At an event that was very clearly aimed directly at the Kindle Fire this week, Barnes & Noble revealed their next-generation NOOK, named the NOOK Tablet and looking just as lovely as the original NOOK Color. So similar, in fact, that it's essentially the same design save the innards which are twice as powerful and the TINY change in chassis that makes it ever so slightly lighter and thinner. Below have a look at some hands-on accounts with the device from around the web.
David Carnoy of CNet has for the most part seen no distinct advantage in the NOOK Tablet over the Kindle Fire, the device's primary opponent, in anything other than the storage, which he speaks about thusly:
Storage: This is a big one. Even before I lay a finger on the Kindle Fire, its 8GB, non-expandable storage capacity gave me pause. (Of that 8GB, only 6GB is user accessible.) By doubling to 16GB out of the gate--and offering the ability to add up to 32GB additional storage via microSD--the Nook Tablet makes me less anxious about storing all of the books, magazines, apps, music, and videos I expect to need, without needing to worry about being within range of a Wi-Fi hotspot for real-time streaming from the cloud (as Amazon emphasizes on its product). Advantage: Nook Color (The Kindle's 8GB of space feels awfully thin compared to the Nook's spacious--and expandable--16GB.)
Joanna Stern of The Verge took note of the operating system similarities to the NOOK Color and gave some interesting insight on the Netflix integration:
In terms of the OS, not much has really changed on the interface front. You still have the bookshelf layout (yes, similar to the Kindle Fire) with apps and a carousel of books on the bottom. Double-tapping on the Nook hardware button on the front takes you to another list of core-apps, including the Browser and Settings. We went back to try and get some time with Netflix only to be unfortunately blocked in our efforts — the rep we spoke with wouldn't even open the app for us, citing bad wi-fi connection that would give a subpar impression. She repeatedly assured us that the Netflix UI was optimal (though wouldn't say if it was the same as the general Android app) and that both companies worked together to integrate into the device strongly (i.e. recommendations).
Brian Heater of Engadget notes how the NOOK Tablet appears so similar to the NOOK Color that it'd be difficult to tell them apart in a lineup, also mentioning how they're not quite ready for a true hands-on experience quite yet:

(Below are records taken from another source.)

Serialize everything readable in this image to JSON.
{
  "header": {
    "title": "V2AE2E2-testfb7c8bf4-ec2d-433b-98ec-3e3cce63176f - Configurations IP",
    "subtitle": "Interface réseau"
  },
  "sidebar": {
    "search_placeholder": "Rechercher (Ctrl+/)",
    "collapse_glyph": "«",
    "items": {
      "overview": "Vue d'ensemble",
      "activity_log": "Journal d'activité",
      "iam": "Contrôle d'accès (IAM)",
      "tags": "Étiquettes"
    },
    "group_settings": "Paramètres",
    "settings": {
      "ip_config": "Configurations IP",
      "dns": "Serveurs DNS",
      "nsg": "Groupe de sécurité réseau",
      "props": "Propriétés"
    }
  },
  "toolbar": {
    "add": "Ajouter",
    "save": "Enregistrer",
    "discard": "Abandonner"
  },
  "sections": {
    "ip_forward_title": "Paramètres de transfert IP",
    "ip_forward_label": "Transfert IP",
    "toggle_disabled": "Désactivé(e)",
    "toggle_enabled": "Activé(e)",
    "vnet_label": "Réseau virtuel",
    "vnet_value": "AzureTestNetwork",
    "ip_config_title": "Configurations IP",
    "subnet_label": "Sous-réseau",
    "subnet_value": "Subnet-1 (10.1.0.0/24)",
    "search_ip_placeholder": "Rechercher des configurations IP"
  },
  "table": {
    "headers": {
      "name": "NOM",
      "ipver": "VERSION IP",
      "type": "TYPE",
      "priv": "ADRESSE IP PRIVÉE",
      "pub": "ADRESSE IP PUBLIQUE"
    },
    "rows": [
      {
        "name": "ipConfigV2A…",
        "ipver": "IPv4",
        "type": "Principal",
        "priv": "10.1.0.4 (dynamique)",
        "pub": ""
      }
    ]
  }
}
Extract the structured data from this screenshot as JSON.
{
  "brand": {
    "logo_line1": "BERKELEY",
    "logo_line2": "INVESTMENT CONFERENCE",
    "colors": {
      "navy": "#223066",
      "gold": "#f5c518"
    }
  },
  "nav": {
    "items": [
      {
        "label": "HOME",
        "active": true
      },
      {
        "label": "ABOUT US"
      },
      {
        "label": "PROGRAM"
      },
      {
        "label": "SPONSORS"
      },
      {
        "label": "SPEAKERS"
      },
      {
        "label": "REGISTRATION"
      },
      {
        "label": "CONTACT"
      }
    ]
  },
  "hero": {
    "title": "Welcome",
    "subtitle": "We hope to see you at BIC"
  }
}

The new Nook Tablet certainly isn't all that new from an aesthetic standpoint, compared with the Nook Color. Walking into a store blind, it would be awfully tough to distinguish the devices -- though the Tablet is bit lighter, color wise. What separates Barnes & Noble's two higher end readers is largely internal. Unfortunately, the products being show off at today's event weren't quite ready for prime time. ... Unfortunately, we're going to have to spend a bit more time with a final version of the product before we feel comfortable recommending the Tablet, given its $50 premium over both the Nook Color and the Kindle Fire.
Steve Kovach of the Business Insider notes a couple of items including Marvel Comics and Netflix integration, noting here that the OS has been improved over the original NOOK Color:
Barnes & Noble partnered with Marvel Comics to bring graphic novels to the new Nook Tablet. You can swipe through each comic panel or zoom in on each one individually. … The Nook also integrates with Netflix. This notification center lets you know which movies are in your queue and recommends new ones to watch. … Here's the new home screen. It looks a lot better than the old OS, giving you access to your favorite apps and publications.
So we'll have to wait for a more final-hardware version of the device to get a real perfect impression of what we're dealing with, is what's to be taken away from this situation. That and Netflix has hits claws firmly implanted in the NOOK Tablet's guts. Also note: images in this post are either from Barnes & Noble or were photographed by the publications they appear below.